By the way, her YouTube version of "One" is better than what's on the album.

Rob Weir


Tim's Vermeer: Portrait of Genius, Technology, and Obsession

Directed by Teller
PG-13 Sony Pictures, 80 minutes

Tim Jenison has never painted a picture in his life. What would make such a man think he could re-create a masterpiece such as Johannes Vermeer's The Music Lesson? There have long been rumors that Vermeer (1632-1675) might have used optical aids to capture the minute details for which he has been acclaimed. That possibility, not Vermeer's exalted reputation, is what fascinated Jenison–an inventor/geek who made a fortune in visual imaging and post-production work for Hollywood and television.

Jenison's six-year search to uncover the key to Vermeer's precision is the subject of this fascinating documentary, which is directed by Teller and whose primary interviewer is his partner in magic, Penn Jillette, a friend of Jenison's. As noted above, Jenison wasn't the first to suspect that Vermeer's stunning use of light, color, and minute detail required the use of optical aids. In 2001, British scholar Philip Steadman put forth a compelling case that Vermeer might have used a camera obscura, a thesis shared by famed painter David Hockney. (Both men appear in the film.) Is it possible that one of Western civilization's greatest painters was also among the first to understand the implications of new optical technology? Vermeer lived at a time in which the Dutch were the richest nation in Europe and Dutch scientists pioneered in microscope lenses. In Jenison's mind, if Vermeer was using optics, he was as much a tracer as an artist and someone who had access to the same materials, studio conditions, and optical devices ought to be able to recreate a Vermeer. It was an audacious assertion, especially for one with an untrained hand–Jenison had in mind painting a Vermeer, not a likeness of one.

Vermeer's The Music Lesson
How does one even begin such an undertaking? It helps if you're rich and handy building things. How else could one build a replica of Vermeer's Delft studio in San Antonio, complete with the sort of tapestries, glass, and ceiling beams used in the 17th century? How else can one afford to grind glass as it would have done in the 17th century, or acquire the materials for the expensive pigments Vermeer used? Indeed, how else could one obtain a private viewing of a painting owed by Queen Elizabeth? Teller takes us inside Jenison's quest and makes the best case yet that Vermeer was as skilled with optics as with the brush.  

So did Jenison match the work of an undisputed master? You be the judge. For me, one of the remarkable things about this documentary is that it reveals one mystery and leaves others intact. It's still a near-miracle that so much talent could reside in one man, and the painstaking lengths taken by Jenison to tackle just one painting enhances my understanding of why there are just 34 known Vermeer canvases.
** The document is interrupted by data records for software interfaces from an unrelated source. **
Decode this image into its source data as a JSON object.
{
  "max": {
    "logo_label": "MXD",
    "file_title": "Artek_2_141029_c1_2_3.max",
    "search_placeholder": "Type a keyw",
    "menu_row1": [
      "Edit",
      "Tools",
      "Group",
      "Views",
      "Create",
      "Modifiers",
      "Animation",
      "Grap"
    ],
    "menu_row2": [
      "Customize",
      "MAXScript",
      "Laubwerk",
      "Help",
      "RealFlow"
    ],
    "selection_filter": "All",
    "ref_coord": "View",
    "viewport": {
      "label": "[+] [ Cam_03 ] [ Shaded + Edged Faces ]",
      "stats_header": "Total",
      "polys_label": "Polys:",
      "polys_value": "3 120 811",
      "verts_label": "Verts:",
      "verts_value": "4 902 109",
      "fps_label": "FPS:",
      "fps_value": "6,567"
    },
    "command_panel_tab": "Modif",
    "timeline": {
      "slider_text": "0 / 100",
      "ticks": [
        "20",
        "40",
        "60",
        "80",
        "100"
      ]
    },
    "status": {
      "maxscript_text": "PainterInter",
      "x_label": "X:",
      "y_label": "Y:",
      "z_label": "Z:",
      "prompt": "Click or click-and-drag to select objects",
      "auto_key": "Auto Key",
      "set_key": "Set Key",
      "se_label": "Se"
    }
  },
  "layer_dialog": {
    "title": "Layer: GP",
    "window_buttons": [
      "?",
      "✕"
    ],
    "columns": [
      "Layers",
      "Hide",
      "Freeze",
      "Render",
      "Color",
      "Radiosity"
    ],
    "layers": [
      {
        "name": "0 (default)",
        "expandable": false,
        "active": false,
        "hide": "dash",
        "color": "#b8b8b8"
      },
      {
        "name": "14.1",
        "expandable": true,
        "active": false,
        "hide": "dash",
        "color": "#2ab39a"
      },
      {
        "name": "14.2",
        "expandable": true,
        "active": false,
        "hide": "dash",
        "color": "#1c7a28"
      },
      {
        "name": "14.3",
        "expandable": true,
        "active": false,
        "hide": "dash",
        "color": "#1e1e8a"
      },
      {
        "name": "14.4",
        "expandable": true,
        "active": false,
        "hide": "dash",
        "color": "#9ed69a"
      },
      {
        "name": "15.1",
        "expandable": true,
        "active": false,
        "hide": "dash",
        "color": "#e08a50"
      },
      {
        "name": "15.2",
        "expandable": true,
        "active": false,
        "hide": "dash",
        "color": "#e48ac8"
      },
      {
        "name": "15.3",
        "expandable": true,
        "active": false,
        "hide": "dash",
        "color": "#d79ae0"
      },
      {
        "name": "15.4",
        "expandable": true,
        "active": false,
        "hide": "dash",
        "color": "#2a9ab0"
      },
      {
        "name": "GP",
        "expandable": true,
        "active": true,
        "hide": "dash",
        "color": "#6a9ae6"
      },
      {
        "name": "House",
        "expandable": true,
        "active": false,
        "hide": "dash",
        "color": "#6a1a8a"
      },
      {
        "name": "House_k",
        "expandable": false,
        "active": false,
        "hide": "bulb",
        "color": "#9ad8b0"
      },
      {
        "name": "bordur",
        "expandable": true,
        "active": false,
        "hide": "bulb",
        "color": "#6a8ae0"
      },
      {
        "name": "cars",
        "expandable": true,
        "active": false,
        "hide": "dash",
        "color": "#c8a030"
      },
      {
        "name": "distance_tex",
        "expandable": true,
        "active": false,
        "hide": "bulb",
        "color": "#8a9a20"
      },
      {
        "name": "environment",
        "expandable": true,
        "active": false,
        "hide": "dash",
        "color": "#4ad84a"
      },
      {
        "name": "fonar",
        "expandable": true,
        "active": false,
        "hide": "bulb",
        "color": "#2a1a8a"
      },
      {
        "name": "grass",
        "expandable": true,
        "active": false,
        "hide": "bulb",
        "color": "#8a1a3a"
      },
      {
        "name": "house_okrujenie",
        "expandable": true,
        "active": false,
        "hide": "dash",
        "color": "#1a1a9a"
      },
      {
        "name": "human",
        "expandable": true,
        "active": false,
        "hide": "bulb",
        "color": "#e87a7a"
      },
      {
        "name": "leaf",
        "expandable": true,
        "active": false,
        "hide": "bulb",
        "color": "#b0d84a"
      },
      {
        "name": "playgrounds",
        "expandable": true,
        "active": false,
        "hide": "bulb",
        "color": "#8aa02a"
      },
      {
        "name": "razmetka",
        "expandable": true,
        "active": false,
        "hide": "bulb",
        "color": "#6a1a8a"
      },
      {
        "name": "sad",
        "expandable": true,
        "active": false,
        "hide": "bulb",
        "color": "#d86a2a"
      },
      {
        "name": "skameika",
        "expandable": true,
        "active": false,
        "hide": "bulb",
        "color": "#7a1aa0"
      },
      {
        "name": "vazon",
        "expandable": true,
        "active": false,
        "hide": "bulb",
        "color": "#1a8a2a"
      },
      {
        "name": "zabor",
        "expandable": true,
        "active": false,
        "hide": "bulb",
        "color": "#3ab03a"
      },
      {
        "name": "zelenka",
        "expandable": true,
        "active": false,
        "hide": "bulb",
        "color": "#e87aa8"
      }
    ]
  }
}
Teller's documentary is a testament to genius, obsession, technology and God-given talent. If you think you are a person who does not like documentaries, trust me and rent Tim's Vermeer. I can practically guarantee that you will again never think of documentaries or Vermeer in the same way.  Rob Weir

Photo by me of detail from Young Woman with a Water Pitcher that shows photographic-like reverse imagery.